first_imgProtesters from PennNorth: The Kids Safe Zone protested Baltimore Mayor Stephanie Rawlings-Blake’s cuts to after-school programs. (Photo by Deborah Bailey)One by one, residents stood at the podium during a hearing held April 12 at the War Memorial in Downtown Baltimore, expressing shock and disbelief at Baltimore Mayor Stephanie Rawlings Blake’s decision to cut $4.2 million from after-school and community-based educational programs in her proposed fiscal year 2017 budget.  More than 200 parents, children and community supporters protested, pleaded and demanded that cuts be restored during the first of several Baltimore Taxpayer’s Night Hearings.Mayor Rawlings-Blake recently announced that after-school and community-based programs at six schools serving a total of 2,500 students would not receive city funds in the new budget year starting July 1.  The funding was originally allocated at the height of civic unrest following the death of Freddie Gray in April 2015.Ericka Alston, director of the Safe Kids Zone in Sandtown-Winchester, said her program served 100 children a day last summer. Her program is located at the epicenter of last year’s unrest, and serves children in Gilmore Terrace and the surrounding area.“When we opened on June 1, 2015, we were the response to the rioting.
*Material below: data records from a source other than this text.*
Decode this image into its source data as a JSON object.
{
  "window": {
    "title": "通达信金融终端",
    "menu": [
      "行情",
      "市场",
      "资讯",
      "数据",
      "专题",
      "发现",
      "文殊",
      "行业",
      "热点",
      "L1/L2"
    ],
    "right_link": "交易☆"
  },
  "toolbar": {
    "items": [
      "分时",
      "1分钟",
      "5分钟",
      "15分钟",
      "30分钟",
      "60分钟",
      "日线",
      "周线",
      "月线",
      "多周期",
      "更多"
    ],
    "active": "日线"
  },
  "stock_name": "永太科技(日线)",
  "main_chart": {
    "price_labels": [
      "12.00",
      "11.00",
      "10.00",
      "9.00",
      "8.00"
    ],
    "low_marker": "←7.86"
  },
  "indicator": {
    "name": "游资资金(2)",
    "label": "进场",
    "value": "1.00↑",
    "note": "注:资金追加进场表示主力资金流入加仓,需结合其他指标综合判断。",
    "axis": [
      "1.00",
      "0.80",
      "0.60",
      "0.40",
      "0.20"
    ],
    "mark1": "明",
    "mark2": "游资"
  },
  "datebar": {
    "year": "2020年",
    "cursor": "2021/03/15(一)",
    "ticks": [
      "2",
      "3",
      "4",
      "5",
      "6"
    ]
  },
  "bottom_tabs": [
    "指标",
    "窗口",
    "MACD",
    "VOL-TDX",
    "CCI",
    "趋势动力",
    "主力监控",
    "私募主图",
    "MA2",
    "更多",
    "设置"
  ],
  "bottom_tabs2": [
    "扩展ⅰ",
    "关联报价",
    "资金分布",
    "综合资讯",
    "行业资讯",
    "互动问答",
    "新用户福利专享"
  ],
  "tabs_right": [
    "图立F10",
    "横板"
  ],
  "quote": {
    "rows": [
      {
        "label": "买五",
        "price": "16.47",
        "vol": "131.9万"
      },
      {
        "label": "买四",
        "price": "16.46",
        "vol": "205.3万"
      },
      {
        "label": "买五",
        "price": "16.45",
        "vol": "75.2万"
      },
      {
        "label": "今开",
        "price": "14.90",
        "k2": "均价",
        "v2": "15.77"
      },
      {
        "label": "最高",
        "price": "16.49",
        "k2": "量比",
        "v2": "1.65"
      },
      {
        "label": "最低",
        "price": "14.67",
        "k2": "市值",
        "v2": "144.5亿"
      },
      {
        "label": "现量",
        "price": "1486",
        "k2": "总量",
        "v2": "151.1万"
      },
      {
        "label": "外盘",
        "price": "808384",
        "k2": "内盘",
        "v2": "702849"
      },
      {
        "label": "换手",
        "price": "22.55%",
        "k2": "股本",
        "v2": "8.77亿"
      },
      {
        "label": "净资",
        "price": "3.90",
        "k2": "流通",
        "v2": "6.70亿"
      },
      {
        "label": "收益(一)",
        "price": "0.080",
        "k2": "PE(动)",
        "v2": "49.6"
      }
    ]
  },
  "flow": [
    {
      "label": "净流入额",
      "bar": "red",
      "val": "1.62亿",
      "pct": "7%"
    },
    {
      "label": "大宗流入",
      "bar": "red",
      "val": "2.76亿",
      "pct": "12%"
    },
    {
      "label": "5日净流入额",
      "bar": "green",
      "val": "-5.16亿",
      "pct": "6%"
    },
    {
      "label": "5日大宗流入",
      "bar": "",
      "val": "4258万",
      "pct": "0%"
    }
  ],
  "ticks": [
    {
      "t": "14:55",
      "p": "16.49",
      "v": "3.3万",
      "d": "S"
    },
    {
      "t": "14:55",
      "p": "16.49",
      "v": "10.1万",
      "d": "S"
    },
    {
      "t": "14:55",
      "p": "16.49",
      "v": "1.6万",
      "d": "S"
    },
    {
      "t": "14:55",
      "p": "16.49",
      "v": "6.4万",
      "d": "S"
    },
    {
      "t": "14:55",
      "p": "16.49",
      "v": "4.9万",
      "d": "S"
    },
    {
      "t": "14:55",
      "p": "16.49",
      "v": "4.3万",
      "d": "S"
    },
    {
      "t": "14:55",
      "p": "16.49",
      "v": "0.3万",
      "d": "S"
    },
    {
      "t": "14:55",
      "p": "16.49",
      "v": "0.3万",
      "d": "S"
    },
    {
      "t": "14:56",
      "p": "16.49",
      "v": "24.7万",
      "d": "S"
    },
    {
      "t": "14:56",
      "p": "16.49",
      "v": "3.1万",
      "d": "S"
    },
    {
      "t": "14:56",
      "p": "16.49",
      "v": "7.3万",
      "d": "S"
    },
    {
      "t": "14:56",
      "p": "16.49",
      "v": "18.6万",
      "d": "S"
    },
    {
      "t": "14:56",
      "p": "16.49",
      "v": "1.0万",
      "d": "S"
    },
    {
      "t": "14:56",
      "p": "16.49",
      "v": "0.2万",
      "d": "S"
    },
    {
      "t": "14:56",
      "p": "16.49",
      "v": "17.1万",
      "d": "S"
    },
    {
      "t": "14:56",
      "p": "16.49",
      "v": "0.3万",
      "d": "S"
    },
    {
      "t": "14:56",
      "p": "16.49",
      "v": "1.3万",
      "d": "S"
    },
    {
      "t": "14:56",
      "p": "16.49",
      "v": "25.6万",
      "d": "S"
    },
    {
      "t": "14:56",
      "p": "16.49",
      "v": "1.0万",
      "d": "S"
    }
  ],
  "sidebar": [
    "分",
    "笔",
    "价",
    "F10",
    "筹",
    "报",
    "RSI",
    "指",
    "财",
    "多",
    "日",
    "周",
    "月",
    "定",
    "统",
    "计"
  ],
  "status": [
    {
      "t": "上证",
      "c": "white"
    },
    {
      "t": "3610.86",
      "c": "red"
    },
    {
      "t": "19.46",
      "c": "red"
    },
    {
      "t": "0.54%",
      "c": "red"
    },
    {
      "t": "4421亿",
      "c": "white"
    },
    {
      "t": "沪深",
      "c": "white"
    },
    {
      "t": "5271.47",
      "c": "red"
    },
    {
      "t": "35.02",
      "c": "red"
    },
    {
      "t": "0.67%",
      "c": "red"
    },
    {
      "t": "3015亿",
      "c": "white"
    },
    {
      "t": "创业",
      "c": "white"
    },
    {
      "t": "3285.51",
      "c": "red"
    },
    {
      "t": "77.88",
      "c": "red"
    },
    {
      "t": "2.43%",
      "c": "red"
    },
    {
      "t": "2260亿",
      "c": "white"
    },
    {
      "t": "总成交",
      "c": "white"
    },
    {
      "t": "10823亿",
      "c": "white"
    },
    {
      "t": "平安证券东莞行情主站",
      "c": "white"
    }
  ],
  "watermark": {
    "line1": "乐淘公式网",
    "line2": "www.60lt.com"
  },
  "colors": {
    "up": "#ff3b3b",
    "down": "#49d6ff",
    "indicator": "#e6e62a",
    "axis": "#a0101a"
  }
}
There were no safe spaces for kids in Sandtown-Winchester,” Alston said.The children’s advocate said she and participants in her Safe Kids Zone program came to Taxpayer’s Night to convince Rawlings-Blake to change her mind.“We have been operating for 10 months on the promise that the mayor wants to make things better in our community,” Alston said. “We hope the mayor will rethink and make children her priority.”Code in The Schools, one of the community-based educational programs slated for cuts, teaches computer programming to more than 2,000 students from under-served schools and communities each year.  Gretchen Legrand, Code’s director, echoed the frustration of several citizens who compared the impact of the budget cuts to legislation passed by City Council last week offering the equivalent of 15 years of property tax breaks to developers who will convert underutilized downtown office spaces into high-end apartments.“The return on investment we give to our children is so much higher than any tax break we can give developers,” Legrand said.In addition to $4.2 million in after-school and community-school cuts, the FY 2017 budget will also eliminate $450,000 from Experience Core, Teach for America and the City of Baltimore’s Maryland Extension programs.“We only found out about the budget cuts two weeks ago,” said Manami Brown, director of the Baltimore City Extension. The agency serves every council district in Baltimore with food and nutrition, urban agriculture and 4-H Youth Development programming.“All of these groups that are testifying tonight – we serve all of these sites,” said Brown. “If these cuts are not restored, we close our doors as of June 30.”Andrew Kleine, the mayor’s budget director, explained that last year’s $4.2 million allocation was meant to be a one-time allotment.“So when we planned for FY 2017, the result was difficult choices,” Kleine said. He added, that despite the challenges, the mayor has invested in children and youth through the allocation of an additional $10 million to public schools.Kleine was joined in listening to citizen testimony by Bernard C. “Jack” Young, council president; Joan Pratt, comptroller; Henry Raymond, director of finance; George Nelson, city solicitor and Rudolph Chow, director of the Department of Public Works.  Young announced the City Council will hold hearings with city agencies in May before giving consideration of the full budget in June.  Additional Taxpayer Night hearings will be announced at the next City Council meeting slated for 5 p.m. Friday,  April 15 at City Hall.last_img read more